## About this exercise
Without the pictures, copy all the entries below exactly.

## Component data from apps and pages
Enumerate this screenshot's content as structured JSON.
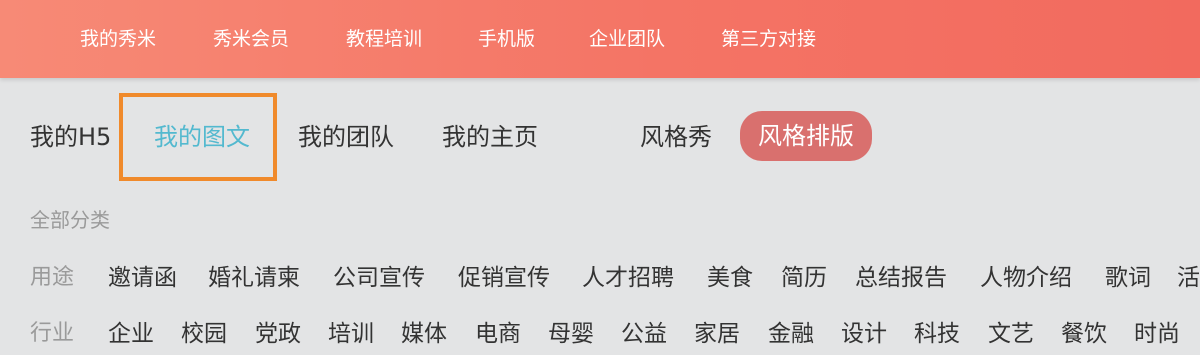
{
  "top_nav": {
    "items": [
      "我的秀米",
      "秀米会员",
      "教程培训",
      "手机版",
      "企业团队",
      "第三方对接"
    ]
  },
  "tabs": {
    "items": [
      "我的H5",
      "我的图文",
      "我的团队",
      "我的主页",
      "风格秀",
      "风格排版"
    ],
    "selected_highlighted": "我的图文",
    "pill_active": "风格排版"
  },
  "categories": {
    "title": "全部分类",
    "usage_label": "用途",
    "usage_items": [
      "邀请函",
      "婚礼请柬",
      "公司宣传",
      "促销宣传",
      "人才招聘",
      "美食",
      "简历",
      "总结报告",
      "人物介绍",
      "歌词",
      "活"
    ],
    "industry_label": "行业",
    "industry_items": [
      "企业",
      "校园",
      "党政",
      "培训",
      "媒体",
      "电商",
      "母婴",
      "公益",
      "家居",
      "金融",
      "设计",
      "科技",
      "文艺",
      "餐饮",
      "时尚"
    ]
  },
  "colors": {
    "topbar_start": "#f78a76",
    "topbar_end": "#f26a5e",
    "highlight_box": "#f08a2b",
    "active_tab_text": "#53b9cf",
    "pill_bg": "#d9706e"
  }
}
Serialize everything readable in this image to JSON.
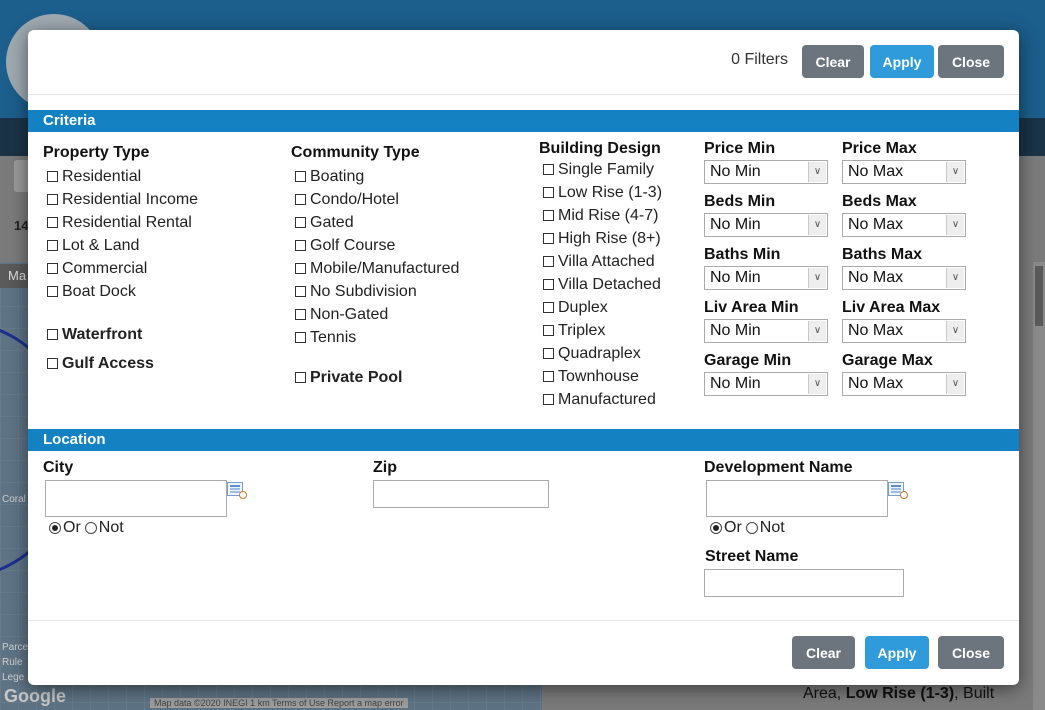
{
  "background": {
    "count_text": "14",
    "map_tab": "Ma",
    "google": "Google",
    "map_footer": "Map data ©2020 INEGI   1 km          Terms of Use   Report a map error",
    "side_labels": [
      "Coral Pi",
      "Parce",
      "Rule",
      "Lege"
    ],
    "listing_prefix": "Area, ",
    "listing_bold": "Low Rise (1-3)",
    "listing_suffix": ", Built"
  },
  "header": {
    "filter_count": "0 Filters",
    "clear_label": "Clear",
    "apply_label": "Apply",
    "close_label": "Close"
  },
  "criteria": {
    "title": "Criteria",
    "property_type": {
      "title": "Property Type",
      "items": [
        "Residential",
        "Residential Income",
        "Residential Rental",
        "Lot & Land",
        "Commercial",
        "Boat Dock"
      ],
      "extra": [
        "Waterfront",
        "Gulf Access"
      ]
    },
    "community_type": {
      "title": "Community Type",
      "items": [
        "Boating",
        "Condo/Hotel",
        "Gated",
        "Golf Course",
        "Mobile/Manufactured",
        "No Subdivision",
        "Non-Gated",
        "Tennis"
      ],
      "extra": [
        "Private Pool"
      ]
    },
    "building_design": {
      "title": "Building Design",
      "items": [
        "Single Family",
        "Low Rise (1-3)",
        "Mid Rise (4-7)",
        "High Rise (8+)",
        "Villa Attached",
        "Villa Detached",
        "Duplex",
        "Triplex",
        "Quadraplex",
        "Townhouse",
        "Manufactured"
      ]
    },
    "ranges": [
      {
        "min_label": "Price Min",
        "min_value": "No Min",
        "max_label": "Price Max",
        "max_value": "No Max"
      },
      {
        "min_label": "Beds Min",
        "min_value": "No Min",
        "max_label": "Beds Max",
        "max_value": "No Max"
      },
      {
        "min_label": "Baths Min",
        "min_value": "No Min",
        "max_label": "Baths Max",
        "max_value": "No Max"
      },
      {
        "min_label": "Liv Area Min",
        "min_value": "No Min",
        "max_label": "Liv Area Max",
        "max_value": "No Max"
      },
      {
        "min_label": "Garage Min",
        "min_value": "No Min",
        "max_label": "Garage Max",
        "max_value": "No Max"
      }
    ]
  },
  "location": {
    "title": "Location",
    "city_label": "City",
    "zip_label": "Zip",
    "development_label": "Development Name",
    "street_label": "Street Name",
    "or_label": "Or",
    "not_label": "Not",
    "city_value": "",
    "zip_value": "",
    "development_value": "",
    "street_value": ""
  },
  "footer": {
    "clear_label": "Clear",
    "apply_label": "Apply",
    "close_label": "Close"
  }
}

## Exercise output
Enumerate this screenshot's content as structured JSON.
{
  "top_nav": {
    "items": [
      "我的秀米",
      "秀米会员",
      "教程培训",
      "手机版",
      "企业团队",
      "第三方对接"
    ]
  },
  "tabs": {
    "items": [
      "我的H5",
      "我的图文",
      "我的团队",
      "我的主页",
      "风格秀",
      "风格排版"
    ],
    "selected_highlighted": "我的图文",
    "pill_active": "风格排版"
  },
  "categories": {
    "title": "全部分类",
    "usage_label": "用途",
    "usage_items": [
      "邀请函",
      "婚礼请柬",
      "公司宣传",
      "促销宣传",
      "人才招聘",
      "美食",
      "简历",
      "总结报告",
      "人物介绍",
      "歌词",
      "活"
    ],
    "industry_label": "行业",
    "industry_items": [
      "企业",
      "校园",
      "党政",
      "培训",
      "媒体",
      "电商",
      "母婴",
      "公益",
      "家居",
      "金融",
      "设计",
      "科技",
      "文艺",
      "餐饮",
      "时尚"
    ]
  },
  "colors": {
    "topbar_start": "#f78a76",
    "topbar_end": "#f26a5e",
    "highlight_box": "#f08a2b",
    "active_tab_text": "#53b9cf",
    "pill_bg": "#d9706e"
  }
}
Serialize everything readable in this image to JSON.
{
  "background": {
    "count_text": "14",
    "map_tab": "Ma",
    "google": "Google",
    "map_footer": "Map data ©2020 INEGI   1 km          Terms of Use   Report a map error",
    "side_labels": [
      "Coral Pi",
      "Parce",
      "Rule",
      "Lege"
    ],
    "listing_prefix": "Area, ",
    "listing_bold": "Low Rise (1-3)",
    "listing_suffix": ", Built"
  },
  "header": {
    "filter_count": "0 Filters",
    "clear_label": "Clear",
    "apply_label": "Apply",
    "close_label": "Close"
  },
  "criteria": {
    "title": "Criteria",
    "property_type": {
      "title": "Property Type",
      "items": [
        "Residential",
        "Residential Income",
        "Residential Rental",
        "Lot & Land",
        "Commercial",
        "Boat Dock"
      ],
      "extra": [
        "Waterfront",
        "Gulf Access"
      ]
    },
    "community_type": {
      "title": "Community Type",
      "items": [
        "Boating",
        "Condo/Hotel",
        "Gated",
        "Golf Course",
        "Mobile/Manufactured",
        "No Subdivision",
        "Non-Gated",
        "Tennis"
      ],
      "extra": [
        "Private Pool"
      ]
    },
    "building_design": {
      "title": "Building Design",
      "items": [
        "Single Family",
        "Low Rise (1-3)",
        "Mid Rise (4-7)",
        "High Rise (8+)",
        "Villa Attached",
        "Villa Detached",
        "Duplex",
        "Triplex",
        "Quadraplex",
        "Townhouse",
        "Manufactured"
      ]
    },
    "ranges": [
      {
        "min_label": "Price Min",
        "min_value": "No Min",
        "max_label": "Price Max",
        "max_value": "No Max"
      },
      {
        "min_label": "Beds Min",
        "min_value": "No Min",
        "max_label": "Beds Max",
        "max_value": "No Max"
      },
      {
        "min_label": "Baths Min",
        "min_value": "No Min",
        "max_label": "Baths Max",
        "max_value": "No Max"
      },
      {
        "min_label": "Liv Area Min",
        "min_value": "No Min",
        "max_label": "Liv Area Max",
        "max_value": "No Max"
      },
      {
        "min_label": "Garage Min",
        "min_value": "No Min",
        "max_label": "Garage Max",
        "max_value": "No Max"
      }
    ]
  },
  "location": {
    "title": "Location",
    "city_label": "City",
    "zip_label": "Zip",
    "development_label": "Development Name",
    "street_label": "Street Name",
    "or_label": "Or",
    "not_label": "Not",
    "city_value": "",
    "zip_value": "",
    "development_value": "",
    "street_value": ""
  },
  "footer": {
    "clear_label": "Clear",
    "apply_label": "Apply",
    "close_label": "Close"
  }
}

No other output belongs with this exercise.